◆ TASK
Copy each entry below without any change.

Element data from apps and pages:
────────────────────────────────────────
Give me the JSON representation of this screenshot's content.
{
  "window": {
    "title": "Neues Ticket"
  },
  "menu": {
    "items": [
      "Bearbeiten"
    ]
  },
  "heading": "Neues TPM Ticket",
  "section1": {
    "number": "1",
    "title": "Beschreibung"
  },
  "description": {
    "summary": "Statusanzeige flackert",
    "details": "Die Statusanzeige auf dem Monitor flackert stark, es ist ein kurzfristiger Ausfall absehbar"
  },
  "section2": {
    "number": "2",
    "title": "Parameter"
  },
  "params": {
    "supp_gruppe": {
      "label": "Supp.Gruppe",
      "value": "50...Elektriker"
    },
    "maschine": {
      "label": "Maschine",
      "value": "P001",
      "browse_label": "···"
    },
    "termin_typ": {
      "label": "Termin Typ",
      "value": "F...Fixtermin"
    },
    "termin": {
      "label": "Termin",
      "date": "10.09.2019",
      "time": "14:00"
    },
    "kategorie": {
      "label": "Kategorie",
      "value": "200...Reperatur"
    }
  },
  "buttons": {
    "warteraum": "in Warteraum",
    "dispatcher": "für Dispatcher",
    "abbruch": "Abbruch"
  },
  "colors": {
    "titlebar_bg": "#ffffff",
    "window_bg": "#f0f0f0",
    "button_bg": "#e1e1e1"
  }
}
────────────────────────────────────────
◆ SOLUTION TO THIS EXERCISE
Give me the JSON representation of this screenshot's content.
{
  "window": {
    "title": "Neues Ticket"
  },
  "menu": {
    "items": [
      "Bearbeiten"
    ]
  },
  "heading": "Neues TPM Ticket",
  "section1": {
    "number": "1",
    "title": "Beschreibung"
  },
  "description": {
    "summary": "Statusanzeige flackert",
    "details": "Die Statusanzeige auf dem Monitor flackert stark, es ist ein kurzfristiger Ausfall absehbar"
  },
  "section2": {
    "number": "2",
    "title": "Parameter"
  },
  "params": {
    "supp_gruppe": {
      "label": "Supp.Gruppe",
      "value": "50...Elektriker"
    },
    "maschine": {
      "label": "Maschine",
      "value": "P001",
      "browse_label": "···"
    },
    "termin_typ": {
      "label": "Termin Typ",
      "value": "F...Fixtermin"
    },
    "termin": {
      "label": "Termin",
      "date": "10.09.2019",
      "time": "14:00"
    },
    "kategorie": {
      "label": "Kategorie",
      "value": "200...Reperatur"
    }
  },
  "buttons": {
    "warteraum": "in Warteraum",
    "dispatcher": "für Dispatcher",
    "abbruch": "Abbruch"
  },
  "colors": {
    "titlebar_bg": "#ffffff",
    "window_bg": "#f0f0f0",
    "button_bg": "#e1e1e1"
  }
}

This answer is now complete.